Your cat is lying next to you on the couch pawing and playing when you decide to reach over and give her belly a little tickle. Wait, are cats ticklish? "Cats can be ticklish but, since they don't laugh, they show it in different ways," says Dr. Angelica Dimock, managing shelter veterinarian at Animal Humane Society.
Cats may purr, wiggle around, hiss, or even bite when you hit a ticklish spot.
Where are cats ticklish?
"Ticklish areas include chin, cheeks, belly, and paws," says Dr. Dimock. But other areas may seem like they are ticklish but have a medical explanation. If you pet a cat along its back in a certain spot, you may see its skin twitch. That's not a ticklish reaction but rather it's a nerve reflex. Dr. Dimock says the base of their tail is another spot that some cats react to and can seem like it's a tickle spot, but again, it's more like a reaction that they have an itch.

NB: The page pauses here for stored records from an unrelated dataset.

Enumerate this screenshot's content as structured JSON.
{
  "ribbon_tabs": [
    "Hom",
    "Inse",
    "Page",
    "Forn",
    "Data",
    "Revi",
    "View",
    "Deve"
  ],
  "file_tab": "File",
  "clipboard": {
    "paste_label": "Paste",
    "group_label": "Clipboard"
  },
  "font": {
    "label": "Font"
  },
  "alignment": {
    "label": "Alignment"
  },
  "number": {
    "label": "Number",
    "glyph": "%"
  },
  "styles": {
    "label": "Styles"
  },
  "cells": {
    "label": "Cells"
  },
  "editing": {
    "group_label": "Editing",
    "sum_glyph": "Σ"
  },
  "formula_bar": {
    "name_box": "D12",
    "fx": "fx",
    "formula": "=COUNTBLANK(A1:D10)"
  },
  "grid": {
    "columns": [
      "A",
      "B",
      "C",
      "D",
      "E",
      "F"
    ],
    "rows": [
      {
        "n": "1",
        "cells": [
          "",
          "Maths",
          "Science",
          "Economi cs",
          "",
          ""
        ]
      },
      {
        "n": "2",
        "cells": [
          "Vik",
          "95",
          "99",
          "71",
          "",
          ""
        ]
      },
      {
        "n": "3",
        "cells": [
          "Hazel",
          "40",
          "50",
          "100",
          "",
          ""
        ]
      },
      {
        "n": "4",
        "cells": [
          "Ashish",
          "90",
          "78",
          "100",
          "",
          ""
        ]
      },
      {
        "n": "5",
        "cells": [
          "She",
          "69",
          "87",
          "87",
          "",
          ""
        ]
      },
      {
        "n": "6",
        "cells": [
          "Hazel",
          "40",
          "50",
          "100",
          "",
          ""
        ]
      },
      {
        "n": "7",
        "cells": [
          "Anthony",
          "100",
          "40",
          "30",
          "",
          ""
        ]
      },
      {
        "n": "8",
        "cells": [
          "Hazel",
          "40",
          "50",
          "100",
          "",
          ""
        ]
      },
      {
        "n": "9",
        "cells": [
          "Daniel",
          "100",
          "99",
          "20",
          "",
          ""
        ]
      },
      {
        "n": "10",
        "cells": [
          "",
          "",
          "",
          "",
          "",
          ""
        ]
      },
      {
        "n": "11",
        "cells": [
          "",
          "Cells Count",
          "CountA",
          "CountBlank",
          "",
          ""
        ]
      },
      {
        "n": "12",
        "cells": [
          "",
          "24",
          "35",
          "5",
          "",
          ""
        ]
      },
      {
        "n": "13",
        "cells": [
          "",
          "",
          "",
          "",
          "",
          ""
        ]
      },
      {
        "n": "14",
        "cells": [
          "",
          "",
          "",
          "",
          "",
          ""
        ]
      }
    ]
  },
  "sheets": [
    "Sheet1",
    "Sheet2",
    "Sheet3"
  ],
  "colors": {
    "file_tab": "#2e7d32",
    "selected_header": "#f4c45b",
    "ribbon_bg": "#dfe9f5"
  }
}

"Cats may be itchy due to fleas, allergies, skin infections, or a disease called feline hyperesthesia syndrome," she says. Lastly, if you pet their tail base and they move their hips upward, this is a scent gland area, and they are marking you (or it could be an in-heat female who is looking for a mate!).

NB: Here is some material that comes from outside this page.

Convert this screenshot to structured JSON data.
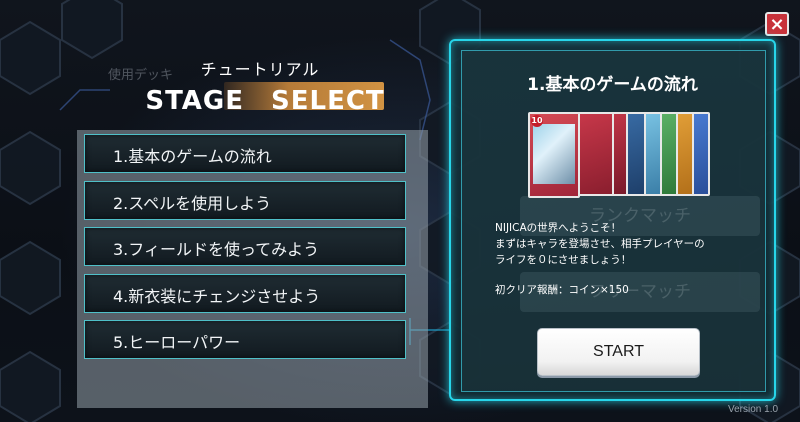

Should you try tickling your cat?
Tickling a cat may not be as fun for your cat as it is for humans. Cats can become aggressive if they don't like the feeling of being tickled. If you do try a tickling session, knowing your cat's warning signs when they're not happy can help prevent any injuries if they become angry or aggressive. Some common warning signs include ears back, wide eyes, freezing up (stop moving), and vocalizing. If your cat gives you any of these indications, it likely means 'please stop, I'm not enjoying that.'

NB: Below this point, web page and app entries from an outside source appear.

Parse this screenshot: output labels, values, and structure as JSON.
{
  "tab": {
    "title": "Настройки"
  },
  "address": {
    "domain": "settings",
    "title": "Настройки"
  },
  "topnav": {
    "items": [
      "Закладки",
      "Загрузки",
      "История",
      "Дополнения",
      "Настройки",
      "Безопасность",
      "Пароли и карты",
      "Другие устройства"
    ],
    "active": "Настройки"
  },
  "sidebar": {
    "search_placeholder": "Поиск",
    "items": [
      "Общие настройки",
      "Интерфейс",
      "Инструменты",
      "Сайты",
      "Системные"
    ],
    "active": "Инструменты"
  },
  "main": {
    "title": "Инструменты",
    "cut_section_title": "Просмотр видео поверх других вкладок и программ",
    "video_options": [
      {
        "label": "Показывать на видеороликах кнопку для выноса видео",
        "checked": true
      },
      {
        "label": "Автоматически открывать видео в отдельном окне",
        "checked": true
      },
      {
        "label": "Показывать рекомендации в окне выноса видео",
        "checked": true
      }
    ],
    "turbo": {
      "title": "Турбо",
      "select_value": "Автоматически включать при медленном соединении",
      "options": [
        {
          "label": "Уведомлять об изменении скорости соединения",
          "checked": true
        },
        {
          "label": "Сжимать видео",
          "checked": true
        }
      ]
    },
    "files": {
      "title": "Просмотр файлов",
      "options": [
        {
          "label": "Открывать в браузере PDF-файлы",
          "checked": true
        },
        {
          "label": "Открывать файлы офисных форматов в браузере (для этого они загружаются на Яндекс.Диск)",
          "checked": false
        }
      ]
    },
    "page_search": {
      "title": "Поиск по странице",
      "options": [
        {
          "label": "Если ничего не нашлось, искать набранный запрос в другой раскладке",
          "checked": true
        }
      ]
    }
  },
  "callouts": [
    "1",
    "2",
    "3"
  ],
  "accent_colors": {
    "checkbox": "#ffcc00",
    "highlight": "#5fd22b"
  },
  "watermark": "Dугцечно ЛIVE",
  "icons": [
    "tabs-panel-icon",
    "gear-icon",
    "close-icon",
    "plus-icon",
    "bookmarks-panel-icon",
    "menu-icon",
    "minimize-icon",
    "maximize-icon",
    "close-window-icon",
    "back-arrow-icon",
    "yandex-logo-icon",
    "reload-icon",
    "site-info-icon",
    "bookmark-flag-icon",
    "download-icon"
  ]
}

Let your cat guide the tickling
Since cats usually don't make any bones about telling you they're unhappy, you should be able to get a feel fairly quickly if they enjoy tickling and where. Typically, if they're enjoying the touch they may purr, knead with their front paws, make soft movements with their tail, seem relaxed or even nudge your hand when you stop.
Tickling, especially under their chin and on their cheeks, mimics the bonding behavior that cats do with other cats so while your pet can't laugh, she can express perfectly well if she likes your brand of tickling.
As always, ask your vet about any unusual behavior your cat displays.